(Items from a dataset)
=== Begin Enclosure ===

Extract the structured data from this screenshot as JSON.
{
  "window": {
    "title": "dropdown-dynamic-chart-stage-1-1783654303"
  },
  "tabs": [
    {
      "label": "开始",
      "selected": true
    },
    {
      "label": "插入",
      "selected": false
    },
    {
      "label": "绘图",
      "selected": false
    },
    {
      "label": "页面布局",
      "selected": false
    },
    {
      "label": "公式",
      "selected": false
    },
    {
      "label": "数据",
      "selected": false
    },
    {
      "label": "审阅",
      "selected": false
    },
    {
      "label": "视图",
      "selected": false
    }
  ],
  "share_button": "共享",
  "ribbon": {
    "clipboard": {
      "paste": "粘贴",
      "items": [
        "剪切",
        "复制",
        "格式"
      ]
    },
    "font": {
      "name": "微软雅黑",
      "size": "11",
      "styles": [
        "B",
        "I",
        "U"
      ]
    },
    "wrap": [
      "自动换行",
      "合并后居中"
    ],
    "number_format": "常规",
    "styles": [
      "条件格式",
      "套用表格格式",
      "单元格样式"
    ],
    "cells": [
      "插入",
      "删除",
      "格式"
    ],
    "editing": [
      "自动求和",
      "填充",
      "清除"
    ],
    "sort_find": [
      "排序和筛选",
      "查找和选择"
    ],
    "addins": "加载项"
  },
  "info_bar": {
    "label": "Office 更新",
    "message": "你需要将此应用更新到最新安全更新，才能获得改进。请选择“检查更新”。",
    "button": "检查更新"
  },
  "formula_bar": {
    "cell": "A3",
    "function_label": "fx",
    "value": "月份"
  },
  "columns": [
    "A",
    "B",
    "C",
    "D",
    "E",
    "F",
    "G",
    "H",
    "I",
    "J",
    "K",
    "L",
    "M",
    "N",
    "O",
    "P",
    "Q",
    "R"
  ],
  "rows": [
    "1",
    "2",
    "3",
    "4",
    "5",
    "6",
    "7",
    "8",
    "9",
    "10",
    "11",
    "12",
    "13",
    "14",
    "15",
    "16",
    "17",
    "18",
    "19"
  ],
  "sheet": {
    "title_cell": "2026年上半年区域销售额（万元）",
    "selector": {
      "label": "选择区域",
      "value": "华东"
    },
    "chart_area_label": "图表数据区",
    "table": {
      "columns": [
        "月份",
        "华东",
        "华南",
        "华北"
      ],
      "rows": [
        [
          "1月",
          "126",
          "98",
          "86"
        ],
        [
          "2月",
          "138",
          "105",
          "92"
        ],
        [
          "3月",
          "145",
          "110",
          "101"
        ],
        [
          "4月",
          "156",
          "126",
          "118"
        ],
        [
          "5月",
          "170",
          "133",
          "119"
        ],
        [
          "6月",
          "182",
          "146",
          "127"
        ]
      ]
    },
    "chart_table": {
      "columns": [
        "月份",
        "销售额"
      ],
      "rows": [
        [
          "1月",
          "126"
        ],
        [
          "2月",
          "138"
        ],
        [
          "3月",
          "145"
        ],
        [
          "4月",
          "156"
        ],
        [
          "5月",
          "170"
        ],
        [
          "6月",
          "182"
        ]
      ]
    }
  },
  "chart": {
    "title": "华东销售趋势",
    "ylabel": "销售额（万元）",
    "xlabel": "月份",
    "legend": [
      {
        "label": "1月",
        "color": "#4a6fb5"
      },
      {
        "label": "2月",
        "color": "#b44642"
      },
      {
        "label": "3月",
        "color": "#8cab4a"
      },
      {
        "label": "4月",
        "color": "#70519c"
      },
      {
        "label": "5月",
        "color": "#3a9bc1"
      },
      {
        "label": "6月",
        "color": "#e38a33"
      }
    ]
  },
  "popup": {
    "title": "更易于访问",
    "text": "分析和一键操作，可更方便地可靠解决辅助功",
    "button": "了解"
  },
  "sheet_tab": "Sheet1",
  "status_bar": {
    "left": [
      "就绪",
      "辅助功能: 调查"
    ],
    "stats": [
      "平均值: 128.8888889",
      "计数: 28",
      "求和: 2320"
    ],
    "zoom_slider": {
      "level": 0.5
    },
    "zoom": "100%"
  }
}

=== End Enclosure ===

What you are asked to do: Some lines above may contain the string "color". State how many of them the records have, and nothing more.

Result: 6